▶ [WHAT NEEDS TO BE DONE] Locate each line in the records containing "廊坊发展". Copy it.

(Dataset rows for apps and sites)
════════
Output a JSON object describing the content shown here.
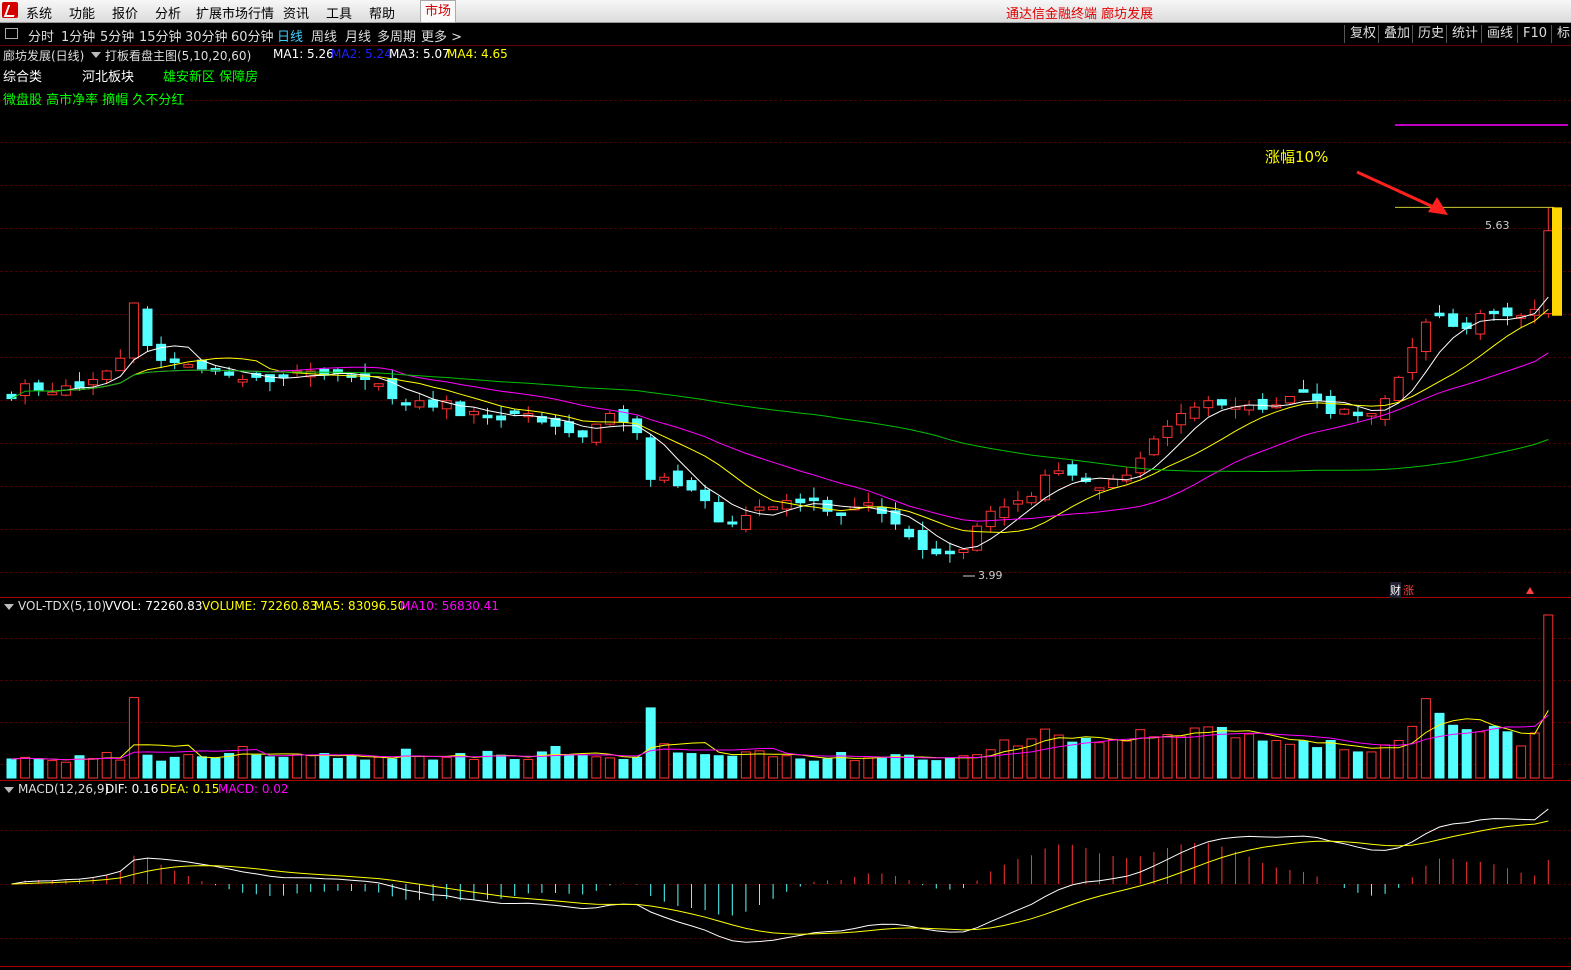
{
  "menu": {
    "items": [
      "系统",
      "功能",
      "报价",
      "分析",
      "扩展市场行情",
      "资讯",
      "工具",
      "帮助"
    ],
    "market": "市场",
    "app_title": "通达信金融终端  廊坊发展"
  },
  "periods": {
    "tabs": [
      "分时",
      "1分钟",
      "5分钟",
      "15分钟",
      "30分钟",
      "60分钟",
      "日线",
      "周线",
      "月线",
      "多周期",
      "更多 >"
    ],
    "active": "日线",
    "tools": [
      "复权",
      "叠加",
      "历史",
      "统计",
      "画线",
      "F10",
      "标"
    ]
  },
  "main": {
    "stock": "廊坊发展(日线)",
    "indicator": "打板看盘主图(5,10,20,60)",
    "ma1": "MA1: 5.26",
    "ma2": "MA2: 5.24",
    "ma3": "MA3: 5.07",
    "ma4": "MA4: 4.65",
    "tags": [
      "综合类",
      "河北板块",
      "雄安新区 保障房",
      "微盘股 高市净率 摘帽 久不分红"
    ],
    "annotation": "涨幅10%",
    "high_label": "5.63",
    "low_label": "3.99",
    "badges": [
      "财",
      "涨"
    ]
  },
  "volume": {
    "name": "VOL-TDX(5,10)",
    "vvol": "VVOL: 72260.83",
    "volume": "VOLUME: 72260.83",
    "ma5": "MA5: 83096.50",
    "ma10": "MA10: 56830.41"
  },
  "macd": {
    "name": "MACD(12,26,9)",
    "dif": "DIF: 0.16",
    "dea": "DEA: 0.15",
    "macd": "MACD: 0.02"
  },
  "colors": {
    "up": "#ff3232",
    "down": "#54ffff",
    "ma1": "#ffffff",
    "ma2": "#ffff00",
    "ma3": "#ff00ff",
    "ma4": "#00c000",
    "text_yellow": "#ffff00",
    "text_green": "#00ff00"
  },
  "chart_data": {
    "type": "candlestick",
    "price_range": [
      3.9,
      5.9
    ],
    "closes": [
      4.73,
      4.8,
      4.77,
      4.76,
      4.79,
      4.78,
      4.82,
      4.86,
      4.92,
      5.18,
      4.98,
      4.91,
      4.9,
      4.89,
      4.87,
      4.86,
      4.84,
      4.82,
      4.83,
      4.81,
      4.83,
      4.86,
      4.86,
      4.84,
      4.85,
      4.83,
      4.82,
      4.8,
      4.73,
      4.7,
      4.72,
      4.69,
      4.72,
      4.65,
      4.67,
      4.64,
      4.63,
      4.66,
      4.66,
      4.62,
      4.6,
      4.57,
      4.55,
      4.61,
      4.66,
      4.62,
      4.57,
      4.35,
      4.36,
      4.32,
      4.3,
      4.25,
      4.15,
      4.14,
      4.18,
      4.22,
      4.22,
      4.25,
      4.24,
      4.25,
      4.2,
      4.18,
      4.22,
      4.24,
      4.19,
      4.14,
      4.08,
      4.02,
      4.0,
      4.0,
      4.02,
      4.13,
      4.2,
      4.22,
      4.25,
      4.27,
      4.37,
      4.39,
      4.37,
      4.34,
      4.31,
      4.35,
      4.37,
      4.45,
      4.54,
      4.6,
      4.66,
      4.69,
      4.72,
      4.7,
      4.69,
      4.7,
      4.68,
      4.7,
      4.74,
      4.76,
      4.72,
      4.66,
      4.68,
      4.65,
      4.66,
      4.73,
      4.83,
      4.97,
      5.09,
      5.12,
      5.07,
      5.06,
      5.13,
      5.13,
      5.12,
      5.12,
      5.15,
      5.52
    ],
    "volumes": [
      3.5,
      3.8,
      3.4,
      3.2,
      2.9,
      4.1,
      3.6,
      4.7,
      3.3,
      14.8,
      4.2,
      3.1,
      3.8,
      4.3,
      3.9,
      3.6,
      4.5,
      5.8,
      4.2,
      3.9,
      3.8,
      4.4,
      4.2,
      4.5,
      3.6,
      4.1,
      3.3,
      3.8,
      3.5,
      5.3,
      4.0,
      3.3,
      3.8,
      4.5,
      3.4,
      4.9,
      4.2,
      3.4,
      3.4,
      4.8,
      5.8,
      4.3,
      4.2,
      3.9,
      3.7,
      3.4,
      3.8,
      12.9,
      6.3,
      4.6,
      4.5,
      4.3,
      4.1,
      4.0,
      4.8,
      5.0,
      3.9,
      4.1,
      3.5,
      3.1,
      3.5,
      4.7,
      3.2,
      3.7,
      3.8,
      4.3,
      4.2,
      3.3,
      3.2,
      3.7,
      4.1,
      4.3,
      5.2,
      7.0,
      5.9,
      7.2,
      9.0,
      7.9,
      6.6,
      7.3,
      6.5,
      7.1,
      6.8,
      8.9,
      7.6,
      8.0,
      7.7,
      9.2,
      9.4,
      9.3,
      7.4,
      8.1,
      6.8,
      6.9,
      6.2,
      6.8,
      5.6,
      6.9,
      5.2,
      4.8,
      4.8,
      6.1,
      6.9,
      9.5,
      14.6,
      11.9,
      9.7,
      8.9,
      8.5,
      9.5,
      8.5,
      5.9,
      8.3,
      30.0
    ]
  }
}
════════
▶ [EXERCISE RESULT]
    "app_title": "通达信金融终端  廊坊发展"
    "stock": "廊坊发展(日线)",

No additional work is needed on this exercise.